- HOW TO COMPLETE THIS TASK: Restate each entry below without changing a word.

- EXTRACTED MATERIAL:
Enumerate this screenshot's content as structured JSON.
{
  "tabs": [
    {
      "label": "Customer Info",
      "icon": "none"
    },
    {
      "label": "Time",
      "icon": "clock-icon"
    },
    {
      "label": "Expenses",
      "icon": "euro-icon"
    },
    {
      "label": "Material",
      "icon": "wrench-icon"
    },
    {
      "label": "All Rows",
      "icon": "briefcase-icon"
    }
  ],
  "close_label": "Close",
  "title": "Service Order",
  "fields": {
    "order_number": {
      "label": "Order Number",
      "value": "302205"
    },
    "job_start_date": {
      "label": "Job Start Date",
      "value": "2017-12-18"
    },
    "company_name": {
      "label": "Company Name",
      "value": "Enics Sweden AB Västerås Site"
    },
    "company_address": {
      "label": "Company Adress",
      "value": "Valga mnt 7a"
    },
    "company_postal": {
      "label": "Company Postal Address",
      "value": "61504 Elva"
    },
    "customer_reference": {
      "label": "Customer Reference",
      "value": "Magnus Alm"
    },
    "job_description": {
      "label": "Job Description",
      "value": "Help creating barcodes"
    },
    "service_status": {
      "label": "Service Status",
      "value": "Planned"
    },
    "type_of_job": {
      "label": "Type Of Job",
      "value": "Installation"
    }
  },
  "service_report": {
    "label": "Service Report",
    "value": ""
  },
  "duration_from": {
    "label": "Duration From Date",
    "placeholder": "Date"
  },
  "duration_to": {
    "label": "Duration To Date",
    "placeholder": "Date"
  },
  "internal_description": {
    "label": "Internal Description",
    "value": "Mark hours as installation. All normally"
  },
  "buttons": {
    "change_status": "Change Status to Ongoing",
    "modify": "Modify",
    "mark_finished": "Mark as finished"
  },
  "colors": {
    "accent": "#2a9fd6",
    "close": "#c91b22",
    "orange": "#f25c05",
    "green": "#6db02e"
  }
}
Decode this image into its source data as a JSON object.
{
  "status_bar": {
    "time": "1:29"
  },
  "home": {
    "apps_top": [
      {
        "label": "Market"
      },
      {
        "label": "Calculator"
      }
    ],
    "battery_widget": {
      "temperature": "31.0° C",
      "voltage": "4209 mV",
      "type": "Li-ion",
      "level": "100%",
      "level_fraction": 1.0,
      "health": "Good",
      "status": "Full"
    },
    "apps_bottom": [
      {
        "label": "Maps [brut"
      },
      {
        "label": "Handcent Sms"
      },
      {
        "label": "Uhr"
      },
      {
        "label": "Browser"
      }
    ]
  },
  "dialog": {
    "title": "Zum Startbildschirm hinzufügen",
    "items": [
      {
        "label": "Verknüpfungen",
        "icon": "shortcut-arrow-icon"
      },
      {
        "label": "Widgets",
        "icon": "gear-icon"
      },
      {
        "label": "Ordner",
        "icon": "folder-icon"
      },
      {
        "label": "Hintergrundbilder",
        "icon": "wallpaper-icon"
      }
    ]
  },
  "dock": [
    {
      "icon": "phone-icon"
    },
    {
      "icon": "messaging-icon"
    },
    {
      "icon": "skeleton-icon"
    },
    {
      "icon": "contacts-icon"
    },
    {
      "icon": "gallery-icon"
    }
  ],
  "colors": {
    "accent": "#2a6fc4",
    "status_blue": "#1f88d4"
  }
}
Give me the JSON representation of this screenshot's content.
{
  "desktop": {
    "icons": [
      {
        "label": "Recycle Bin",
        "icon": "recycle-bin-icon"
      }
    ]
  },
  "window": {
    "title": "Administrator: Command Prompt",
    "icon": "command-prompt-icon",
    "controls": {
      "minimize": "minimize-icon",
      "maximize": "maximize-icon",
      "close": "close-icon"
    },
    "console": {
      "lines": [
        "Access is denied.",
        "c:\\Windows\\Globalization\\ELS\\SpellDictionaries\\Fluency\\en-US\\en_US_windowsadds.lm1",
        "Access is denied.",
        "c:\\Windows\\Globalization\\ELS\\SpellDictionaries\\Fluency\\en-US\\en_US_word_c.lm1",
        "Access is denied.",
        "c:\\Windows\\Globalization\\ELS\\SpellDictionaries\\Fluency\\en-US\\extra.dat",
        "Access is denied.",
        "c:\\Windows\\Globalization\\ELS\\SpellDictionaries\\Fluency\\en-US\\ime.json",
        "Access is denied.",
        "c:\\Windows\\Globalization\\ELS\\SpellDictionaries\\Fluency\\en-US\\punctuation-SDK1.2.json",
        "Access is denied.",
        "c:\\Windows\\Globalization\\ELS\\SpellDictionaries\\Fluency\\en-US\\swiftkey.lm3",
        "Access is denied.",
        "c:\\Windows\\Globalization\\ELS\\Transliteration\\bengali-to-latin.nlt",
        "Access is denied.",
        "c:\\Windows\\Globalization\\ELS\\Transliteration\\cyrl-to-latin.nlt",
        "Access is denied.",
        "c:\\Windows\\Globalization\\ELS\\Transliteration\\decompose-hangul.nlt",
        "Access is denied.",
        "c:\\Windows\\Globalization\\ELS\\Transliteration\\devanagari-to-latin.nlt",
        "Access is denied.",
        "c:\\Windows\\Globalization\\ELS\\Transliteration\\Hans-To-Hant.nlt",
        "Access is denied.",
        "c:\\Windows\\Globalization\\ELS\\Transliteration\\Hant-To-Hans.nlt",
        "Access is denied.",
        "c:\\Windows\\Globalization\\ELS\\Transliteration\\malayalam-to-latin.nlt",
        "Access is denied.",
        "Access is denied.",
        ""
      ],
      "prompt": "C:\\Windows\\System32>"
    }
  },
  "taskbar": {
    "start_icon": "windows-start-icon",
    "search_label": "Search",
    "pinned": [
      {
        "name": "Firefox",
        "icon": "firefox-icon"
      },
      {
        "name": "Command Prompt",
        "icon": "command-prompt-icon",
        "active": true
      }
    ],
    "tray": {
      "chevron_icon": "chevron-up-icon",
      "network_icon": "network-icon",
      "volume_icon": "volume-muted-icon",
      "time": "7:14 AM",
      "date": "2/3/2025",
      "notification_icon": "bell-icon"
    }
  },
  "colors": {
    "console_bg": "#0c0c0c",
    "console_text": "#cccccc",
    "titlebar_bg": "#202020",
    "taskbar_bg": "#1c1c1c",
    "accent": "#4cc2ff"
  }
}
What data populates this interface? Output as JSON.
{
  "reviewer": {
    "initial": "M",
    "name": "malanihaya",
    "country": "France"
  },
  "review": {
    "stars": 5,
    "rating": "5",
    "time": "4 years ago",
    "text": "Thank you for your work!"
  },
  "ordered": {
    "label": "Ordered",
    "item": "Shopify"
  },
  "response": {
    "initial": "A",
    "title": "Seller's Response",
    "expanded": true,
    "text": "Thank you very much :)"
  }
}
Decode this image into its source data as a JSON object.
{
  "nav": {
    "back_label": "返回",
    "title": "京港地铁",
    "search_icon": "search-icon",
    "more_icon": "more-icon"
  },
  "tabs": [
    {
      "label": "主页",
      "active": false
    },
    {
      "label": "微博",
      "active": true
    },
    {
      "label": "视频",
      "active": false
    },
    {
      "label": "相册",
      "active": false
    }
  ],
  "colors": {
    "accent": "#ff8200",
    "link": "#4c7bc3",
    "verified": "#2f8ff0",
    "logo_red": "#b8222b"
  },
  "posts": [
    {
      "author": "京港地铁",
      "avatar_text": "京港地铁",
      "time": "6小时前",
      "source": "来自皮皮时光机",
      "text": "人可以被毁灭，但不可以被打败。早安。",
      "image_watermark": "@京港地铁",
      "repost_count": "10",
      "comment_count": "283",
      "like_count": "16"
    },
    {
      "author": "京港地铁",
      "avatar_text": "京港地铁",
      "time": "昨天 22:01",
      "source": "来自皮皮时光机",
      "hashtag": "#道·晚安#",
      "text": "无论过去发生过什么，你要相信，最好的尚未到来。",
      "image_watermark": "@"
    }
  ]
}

- THE ANSWER:
Enumerate this screenshot's content as structured JSON.
{
  "tabs": [
    {
      "label": "Customer Info",
      "icon": "none"
    },
    {
      "label": "Time",
      "icon": "clock-icon"
    },
    {
      "label": "Expenses",
      "icon": "euro-icon"
    },
    {
      "label": "Material",
      "icon": "wrench-icon"
    },
    {
      "label": "All Rows",
      "icon": "briefcase-icon"
    }
  ],
  "close_label": "Close",
  "title": "Service Order",
  "fields": {
    "order_number": {
      "label": "Order Number",
      "value": "302205"
    },
    "job_start_date": {
      "label": "Job Start Date",
      "value": "2017-12-18"
    },
    "company_name": {
      "label": "Company Name",
      "value": "Enics Sweden AB Västerås Site"
    },
    "company_address": {
      "label": "Company Adress",
      "value": "Valga mnt 7a"
    },
    "company_postal": {
      "label": "Company Postal Address",
      "value": "61504 Elva"
    },
    "customer_reference": {
      "label": "Customer Reference",
      "value": "Magnus Alm"
    },
    "job_description": {
      "label": "Job Description",
      "value": "Help creating barcodes"
    },
    "service_status": {
      "label": "Service Status",
      "value": "Planned"
    },
    "type_of_job": {
      "label": "Type Of Job",
      "value": "Installation"
    }
  },
  "service_report": {
    "label": "Service Report",
    "value": ""
  },
  "duration_from": {
    "label": "Duration From Date",
    "placeholder": "Date"
  },
  "duration_to": {
    "label": "Duration To Date",
    "placeholder": "Date"
  },
  "internal_description": {
    "label": "Internal Description",
    "value": "Mark hours as installation. All normally"
  },
  "buttons": {
    "change_status": "Change Status to Ongoing",
    "modify": "Modify",
    "mark_finished": "Mark as finished"
  },
  "colors": {
    "accent": "#2a9fd6",
    "close": "#c91b22",
    "orange": "#f25c05",
    "green": "#6db02e"
  }
}
Decode this image into its source data as a JSON object.
{
  "status_bar": {
    "time": "1:29"
  },
  "home": {
    "apps_top": [
      {
        "label": "Market"
      },
      {
        "label": "Calculator"
      }
    ],
    "battery_widget": {
      "temperature": "31.0° C",
      "voltage": "4209 mV",
      "type": "Li-ion",
      "level": "100%",
      "level_fraction": 1.0,
      "health": "Good",
      "status": "Full"
    },
    "apps_bottom": [
      {
        "label": "Maps [brut"
      },
      {
        "label": "Handcent Sms"
      },
      {
        "label": "Uhr"
      },
      {
        "label": "Browser"
      }
    ]
  },
  "dialog": {
    "title": "Zum Startbildschirm hinzufügen",
    "items": [
      {
        "label": "Verknüpfungen",
        "icon": "shortcut-arrow-icon"
      },
      {
        "label": "Widgets",
        "icon": "gear-icon"
      },
      {
        "label": "Ordner",
        "icon": "folder-icon"
      },
      {
        "label": "Hintergrundbilder",
        "icon": "wallpaper-icon"
      }
    ]
  },
  "dock": [
    {
      "icon": "phone-icon"
    },
    {
      "icon": "messaging-icon"
    },
    {
      "icon": "skeleton-icon"
    },
    {
      "icon": "contacts-icon"
    },
    {
      "icon": "gallery-icon"
    }
  ],
  "colors": {
    "accent": "#2a6fc4",
    "status_blue": "#1f88d4"
  }
}
Give me the JSON representation of this screenshot's content.
{
  "desktop": {
    "icons": [
      {
        "label": "Recycle Bin",
        "icon": "recycle-bin-icon"
      }
    ]
  },
  "window": {
    "title": "Administrator: Command Prompt",
    "icon": "command-prompt-icon",
    "controls": {
      "minimize": "minimize-icon",
      "maximize": "maximize-icon",
      "close": "close-icon"
    },
    "console": {
      "lines": [
        "Access is denied.",
        "c:\\Windows\\Globalization\\ELS\\SpellDictionaries\\Fluency\\en-US\\en_US_windowsadds.lm1",
        "Access is denied.",
        "c:\\Windows\\Globalization\\ELS\\SpellDictionaries\\Fluency\\en-US\\en_US_word_c.lm1",
        "Access is denied.",
        "c:\\Windows\\Globalization\\ELS\\SpellDictionaries\\Fluency\\en-US\\extra.dat",
        "Access is denied.",
        "c:\\Windows\\Globalization\\ELS\\SpellDictionaries\\Fluency\\en-US\\ime.json",
        "Access is denied.",
        "c:\\Windows\\Globalization\\ELS\\SpellDictionaries\\Fluency\\en-US\\punctuation-SDK1.2.json",
        "Access is denied.",
        "c:\\Windows\\Globalization\\ELS\\SpellDictionaries\\Fluency\\en-US\\swiftkey.lm3",
        "Access is denied.",
        "c:\\Windows\\Globalization\\ELS\\Transliteration\\bengali-to-latin.nlt",
        "Access is denied.",
        "c:\\Windows\\Globalization\\ELS\\Transliteration\\cyrl-to-latin.nlt",
        "Access is denied.",
        "c:\\Windows\\Globalization\\ELS\\Transliteration\\decompose-hangul.nlt",
        "Access is denied.",
        "c:\\Windows\\Globalization\\ELS\\Transliteration\\devanagari-to-latin.nlt",
        "Access is denied.",
        "c:\\Windows\\Globalization\\ELS\\Transliteration\\Hans-To-Hant.nlt",
        "Access is denied.",
        "c:\\Windows\\Globalization\\ELS\\Transliteration\\Hant-To-Hans.nlt",
        "Access is denied.",
        "c:\\Windows\\Globalization\\ELS\\Transliteration\\malayalam-to-latin.nlt",
        "Access is denied.",
        "Access is denied.",
        ""
      ],
      "prompt": "C:\\Windows\\System32>"
    }
  },
  "taskbar": {
    "start_icon": "windows-start-icon",
    "search_label": "Search",
    "pinned": [
      {
        "name": "Firefox",
        "icon": "firefox-icon"
      },
      {
        "name": "Command Prompt",
        "icon": "command-prompt-icon",
        "active": true
      }
    ],
    "tray": {
      "chevron_icon": "chevron-up-icon",
      "network_icon": "network-icon",
      "volume_icon": "volume-muted-icon",
      "time": "7:14 AM",
      "date": "2/3/2025",
      "notification_icon": "bell-icon"
    }
  },
  "colors": {
    "console_bg": "#0c0c0c",
    "console_text": "#cccccc",
    "titlebar_bg": "#202020",
    "taskbar_bg": "#1c1c1c",
    "accent": "#4cc2ff"
  }
}
What data populates this interface? Output as JSON.
{
  "reviewer": {
    "initial": "M",
    "name": "malanihaya",
    "country": "France"
  },
  "review": {
    "stars": 5,
    "rating": "5",
    "time": "4 years ago",
    "text": "Thank you for your work!"
  },
  "ordered": {
    "label": "Ordered",
    "item": "Shopify"
  },
  "response": {
    "initial": "A",
    "title": "Seller's Response",
    "expanded": true,
    "text": "Thank you very much :)"
  }
}
Decode this image into its source data as a JSON object.
{
  "nav": {
    "back_label": "返回",
    "title": "京港地铁",
    "search_icon": "search-icon",
    "more_icon": "more-icon"
  },
  "tabs": [
    {
      "label": "主页",
      "active": false
    },
    {
      "label": "微博",
      "active": true
    },
    {
      "label": "视频",
      "active": false
    },
    {
      "label": "相册",
      "active": false
    }
  ],
  "colors": {
    "accent": "#ff8200",
    "link": "#4c7bc3",
    "verified": "#2f8ff0",
    "logo_red": "#b8222b"
  },
  "posts": [
    {
      "author": "京港地铁",
      "avatar_text": "京港地铁",
      "time": "6小时前",
      "source": "来自皮皮时光机",
      "text": "人可以被毁灭，但不可以被打败。早安。",
      "image_watermark": "@京港地铁",
      "repost_count": "10",
      "comment_count": "283",
      "like_count": "16"
    },
    {
      "author": "京港地铁",
      "avatar_text": "京港地铁",
      "time": "昨天 22:01",
      "source": "来自皮皮时光机",
      "hashtag": "#道·晚安#",
      "text": "无论过去发生过什么，你要相信，最好的尚未到来。",
      "image_watermark": "@"
    }
  ]
}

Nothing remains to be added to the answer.